* [Data items]:
_ _ _ _
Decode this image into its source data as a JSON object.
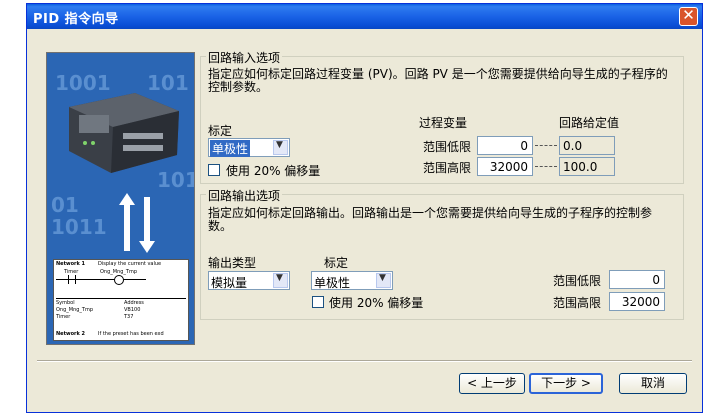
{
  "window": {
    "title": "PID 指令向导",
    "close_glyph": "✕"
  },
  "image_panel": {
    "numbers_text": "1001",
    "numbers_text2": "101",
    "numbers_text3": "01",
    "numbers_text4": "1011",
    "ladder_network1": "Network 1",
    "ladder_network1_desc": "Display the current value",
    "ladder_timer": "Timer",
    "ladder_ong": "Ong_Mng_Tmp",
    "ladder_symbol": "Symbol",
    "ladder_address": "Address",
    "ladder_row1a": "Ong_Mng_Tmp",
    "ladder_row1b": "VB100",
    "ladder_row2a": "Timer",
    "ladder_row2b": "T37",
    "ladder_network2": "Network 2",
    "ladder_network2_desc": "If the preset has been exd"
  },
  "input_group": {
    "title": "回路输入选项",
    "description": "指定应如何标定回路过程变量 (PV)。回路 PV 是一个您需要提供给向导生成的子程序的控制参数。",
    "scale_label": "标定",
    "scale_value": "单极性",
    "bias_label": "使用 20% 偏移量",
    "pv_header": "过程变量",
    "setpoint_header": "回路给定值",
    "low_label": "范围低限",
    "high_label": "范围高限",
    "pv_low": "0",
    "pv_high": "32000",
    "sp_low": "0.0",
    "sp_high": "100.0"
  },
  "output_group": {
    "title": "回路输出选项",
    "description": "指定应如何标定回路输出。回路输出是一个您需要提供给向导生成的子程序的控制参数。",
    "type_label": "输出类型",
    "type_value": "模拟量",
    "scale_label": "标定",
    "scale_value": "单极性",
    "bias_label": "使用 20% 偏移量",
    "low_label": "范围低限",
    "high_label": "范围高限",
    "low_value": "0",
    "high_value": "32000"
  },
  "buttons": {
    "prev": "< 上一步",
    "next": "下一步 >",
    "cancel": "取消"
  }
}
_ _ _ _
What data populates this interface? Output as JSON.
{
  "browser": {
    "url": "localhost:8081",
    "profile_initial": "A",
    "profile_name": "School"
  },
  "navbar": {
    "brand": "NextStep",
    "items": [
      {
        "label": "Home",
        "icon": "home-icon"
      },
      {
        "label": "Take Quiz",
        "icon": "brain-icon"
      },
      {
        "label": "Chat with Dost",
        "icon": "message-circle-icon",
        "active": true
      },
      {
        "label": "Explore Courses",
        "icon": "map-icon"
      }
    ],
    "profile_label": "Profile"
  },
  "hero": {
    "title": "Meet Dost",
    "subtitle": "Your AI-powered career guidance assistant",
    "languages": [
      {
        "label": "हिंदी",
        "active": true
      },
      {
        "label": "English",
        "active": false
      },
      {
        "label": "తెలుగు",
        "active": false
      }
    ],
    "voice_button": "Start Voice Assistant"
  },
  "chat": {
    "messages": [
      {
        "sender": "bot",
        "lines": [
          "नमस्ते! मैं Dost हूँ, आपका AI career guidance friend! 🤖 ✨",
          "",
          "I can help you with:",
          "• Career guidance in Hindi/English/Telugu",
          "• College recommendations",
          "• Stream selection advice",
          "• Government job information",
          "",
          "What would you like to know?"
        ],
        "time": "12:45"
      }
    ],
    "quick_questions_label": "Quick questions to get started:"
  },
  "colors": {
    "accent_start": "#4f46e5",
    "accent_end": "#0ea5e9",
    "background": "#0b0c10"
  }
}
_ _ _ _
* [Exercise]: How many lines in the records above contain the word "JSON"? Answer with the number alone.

* [Result of this task]: 2